Filter the entries that follow, copying every line in which the word "image" appears.

----------------------------------------

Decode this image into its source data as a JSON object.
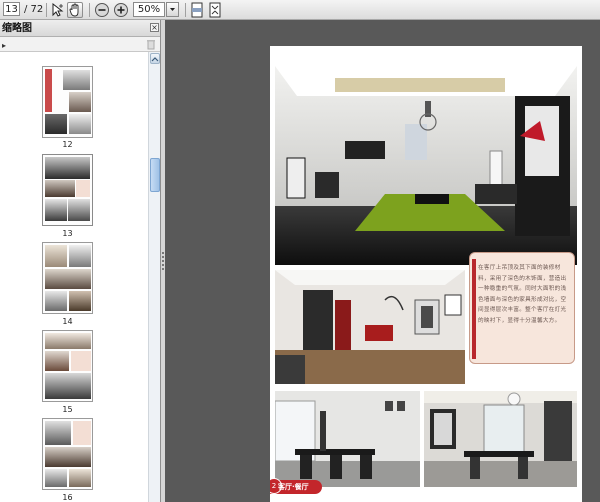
{
  "toolbar": {
    "current_page": "13",
    "total_pages": "/ 72",
    "zoom": "50%"
  },
  "sidebar": {
    "title": "缩略图",
    "thumbnails": [
      {
        "label": "12"
      },
      {
        "label": "13"
      },
      {
        "label": "14"
      },
      {
        "label": "15"
      },
      {
        "label": "16"
      }
    ]
  },
  "page": {
    "caption": "在客厅上吊顶及其下面的装修材料，采用了深色的木饰面，营造出一种稳重的气氛。同时大面积的浅色墙面与深色的家具形成对比，空间显得层次丰富。整个客厅在灯光的映衬下，显得十分温馨大方。",
    "footer_label": "客厅·餐厅",
    "footer_icon": "2"
  },
  "colors": {
    "accent_red": "#c3262b",
    "caption_bg": "#f7e6dc",
    "viewer_bg": "#595959"
  }
}
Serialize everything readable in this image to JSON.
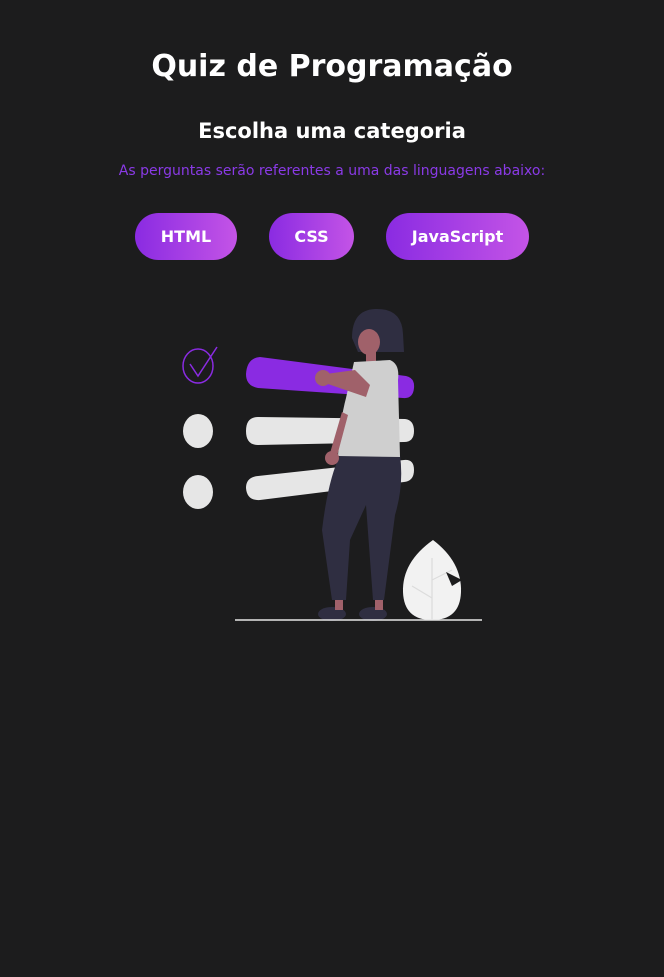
{
  "header": {
    "title": "Quiz de Programação",
    "subtitle": "Escolha uma categoria",
    "description": "As perguntas serão referentes a uma das linguagens abaixo:"
  },
  "categories": [
    {
      "label": "HTML"
    },
    {
      "label": "CSS"
    },
    {
      "label": "JavaScript"
    }
  ],
  "illustration": {
    "icon": "checklist-person-illustration",
    "colors": {
      "accent": "#8a2be2",
      "bars": "#e6e6e6",
      "shirt": "#cfcfcf",
      "pants": "#2f2e41",
      "skin": "#a0616a",
      "hair": "#2f2e41"
    }
  },
  "colors": {
    "background": "#1c1c1d",
    "accent": "#8a3ae6",
    "button_gradient_start": "#8a2be2",
    "button_gradient_end": "#c454e6",
    "text": "#ffffff"
  }
}
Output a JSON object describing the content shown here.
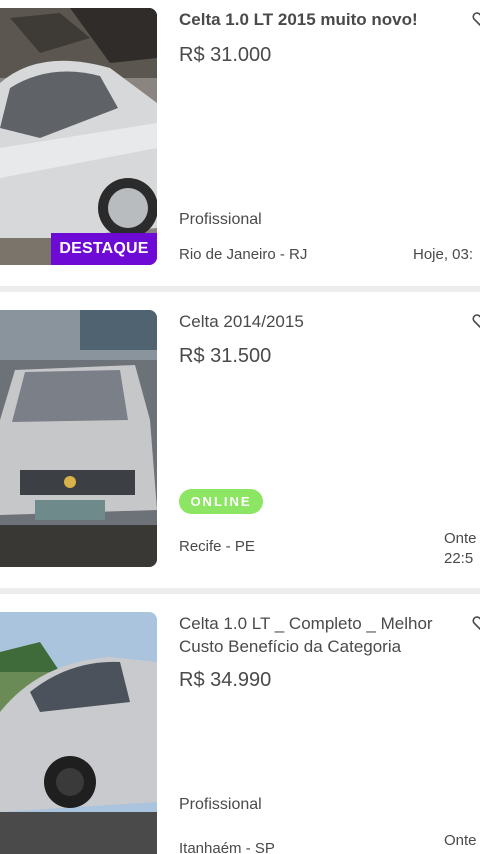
{
  "listings": [
    {
      "title": "Celta 1.0 LT 2015 muito novo!",
      "price": "R$ 31.000",
      "seller_type": "Profissional",
      "location": "Rio de Janeiro - RJ",
      "date": "Hoje, 03:",
      "badge": "DESTAQUE",
      "photo": "silver-car-photo"
    },
    {
      "title": "Celta 2014/2015",
      "price": "R$ 31.500",
      "status": "ONLINE",
      "location": "Recife - PE",
      "date_line1": "Onte",
      "date_line2": "22:5",
      "photo": "silver-car-front-photo"
    },
    {
      "title": "Celta 1.0 LT _ Completo _ Melhor Custo Benefício da Categoria",
      "price": "R$ 34.990",
      "seller_type": "Profissional",
      "location": "Itanhaém - SP",
      "date_line1": "Onte",
      "photo": "silver-car-side-photo"
    }
  ],
  "colors": {
    "highlight_badge": "#6e0ad6",
    "online_badge": "#8ce563",
    "background": "#ececec",
    "card": "#ffffff",
    "text": "#4a4a4a"
  },
  "icons": {
    "favorite": "heart-outline-icon"
  }
}
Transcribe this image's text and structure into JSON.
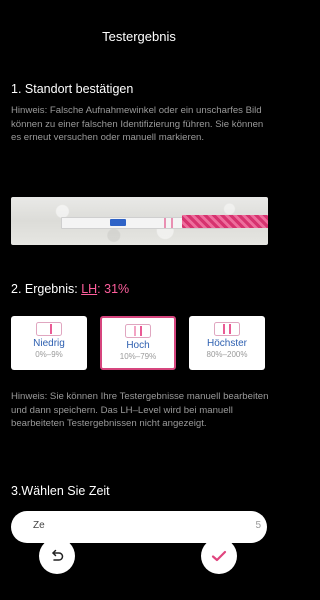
{
  "header": {
    "title": "Testergebnis"
  },
  "section1": {
    "heading": "1. Standort bestätigen",
    "hint": "Hinweis: Falsche Aufnahmewinkel oder ein unscharfes Bild können zu einer falschen Identifizierung führen. Sie können es erneut versuchen oder manuell markieren."
  },
  "section2": {
    "heading_prefix": "2. Ergebnis: ",
    "lh_label": "LH",
    "percent": ": 31%",
    "cards": [
      {
        "label": "Niedrig",
        "range": "0%–9%"
      },
      {
        "label": "Hoch",
        "range": "10%–79%"
      },
      {
        "label": "Höchster",
        "range": "80%–200%"
      }
    ],
    "hint": "Hinweis: Sie können Ihre Testergebnisse manuell bearbeiten und dann speichern. Das LH–Level wird bei manuell bearbeiteten Testergebnissen nicht angezeigt."
  },
  "section3": {
    "heading": "3.Wählen Sie Zeit",
    "time_left": "Ze",
    "time_right": "5"
  },
  "icons": {
    "undo": "undo-icon",
    "confirm": "check-icon"
  },
  "colors": {
    "accent": "#d6457e",
    "pink": "#ff5f9d",
    "blue": "#2d5fb0"
  }
}
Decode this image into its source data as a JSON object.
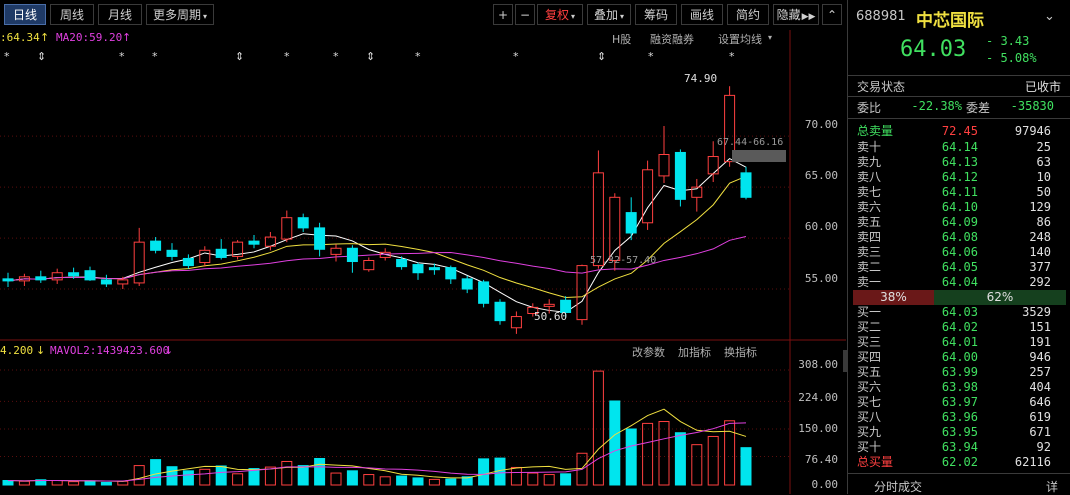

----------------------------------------

■ Solved exercise
Decode this image into its source data as a JSON object.
Serialize everything readable in this image to JSON.
Transcribe this image's text and structure into JSON.
Decode this image into its source data as a JSON object.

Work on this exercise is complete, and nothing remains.